The Anglican Church in North America has also developed strong and vibrant ecumenical relationships with the Orthodox Church in America, the Russian Orthodox Church, the Polish National Catholic Church, the Roman Catholic Church, Missouri Synod Lutherans, and the Common Ground Christian Network (an evangelical coalition of mainline Presbyterians, Lutherans, Methodists and Reformed/Congregational Churches).

While the Anglican Church in North America does not consecrate women to the Episcopate, it makes no canon or rule abridging the authority of member dioceses with respect to their practice regarding the ordination of women to the diaconate or presbyterate (ACNA Art. VIII). Of the 29 dioceses which currently form part of the ACNA, only 8 ordain women to the presbyterate. The ACNA’s Task Force on Holy Orders has submitted its report to the College of Bishops, with a focus on developing first an understanding of the range of acceptably Anglican views within the province on ecclesiology, the nature of sacraments and Holy Orders, and the need to consult with both the theological commissions of GAFCON and the Global South, and ecumenical partners. The ACNA bishops will meet in September in conclave (without phone and internet interruptions) for a week to consult prayerfully with each other and reach a decision on women’s ordination that will keep the whole church together.

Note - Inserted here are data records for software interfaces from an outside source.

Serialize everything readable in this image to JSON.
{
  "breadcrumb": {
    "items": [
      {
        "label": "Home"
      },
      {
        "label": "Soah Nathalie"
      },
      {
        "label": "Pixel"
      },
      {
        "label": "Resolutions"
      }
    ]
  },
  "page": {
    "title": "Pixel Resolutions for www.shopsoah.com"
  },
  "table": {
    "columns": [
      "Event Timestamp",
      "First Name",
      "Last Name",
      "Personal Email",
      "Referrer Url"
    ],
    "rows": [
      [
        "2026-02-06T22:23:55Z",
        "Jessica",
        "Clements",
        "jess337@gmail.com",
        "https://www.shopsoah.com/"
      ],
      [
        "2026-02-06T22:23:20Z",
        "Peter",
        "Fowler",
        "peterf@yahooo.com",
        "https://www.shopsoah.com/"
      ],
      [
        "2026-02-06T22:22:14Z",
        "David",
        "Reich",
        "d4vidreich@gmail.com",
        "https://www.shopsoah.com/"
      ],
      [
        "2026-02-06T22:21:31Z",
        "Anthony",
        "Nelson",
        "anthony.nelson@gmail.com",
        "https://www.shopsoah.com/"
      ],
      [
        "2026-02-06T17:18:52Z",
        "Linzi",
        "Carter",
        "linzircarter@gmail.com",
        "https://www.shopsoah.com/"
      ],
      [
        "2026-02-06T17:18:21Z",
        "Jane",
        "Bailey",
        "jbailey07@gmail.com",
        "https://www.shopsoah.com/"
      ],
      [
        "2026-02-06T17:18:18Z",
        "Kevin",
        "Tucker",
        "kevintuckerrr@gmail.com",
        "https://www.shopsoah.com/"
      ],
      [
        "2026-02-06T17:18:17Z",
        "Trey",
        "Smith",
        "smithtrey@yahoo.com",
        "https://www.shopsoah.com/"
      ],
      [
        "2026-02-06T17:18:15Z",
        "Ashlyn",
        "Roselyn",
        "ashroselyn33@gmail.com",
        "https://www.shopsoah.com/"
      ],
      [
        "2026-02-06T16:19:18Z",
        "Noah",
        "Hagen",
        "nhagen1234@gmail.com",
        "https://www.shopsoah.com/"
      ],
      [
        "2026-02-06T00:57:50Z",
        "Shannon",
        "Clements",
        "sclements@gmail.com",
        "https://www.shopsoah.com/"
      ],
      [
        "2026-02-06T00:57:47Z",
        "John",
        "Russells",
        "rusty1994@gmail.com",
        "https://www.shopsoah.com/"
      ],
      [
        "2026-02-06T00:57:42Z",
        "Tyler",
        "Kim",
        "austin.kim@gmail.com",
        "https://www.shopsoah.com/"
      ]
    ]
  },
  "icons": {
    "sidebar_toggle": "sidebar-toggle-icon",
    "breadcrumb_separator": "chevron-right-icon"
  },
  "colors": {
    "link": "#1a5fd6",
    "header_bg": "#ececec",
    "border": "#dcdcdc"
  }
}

The Rev. Canon Phil Ashey is the ACNA Provincial Canon for Strategic Mission and President of the American Anglican Council.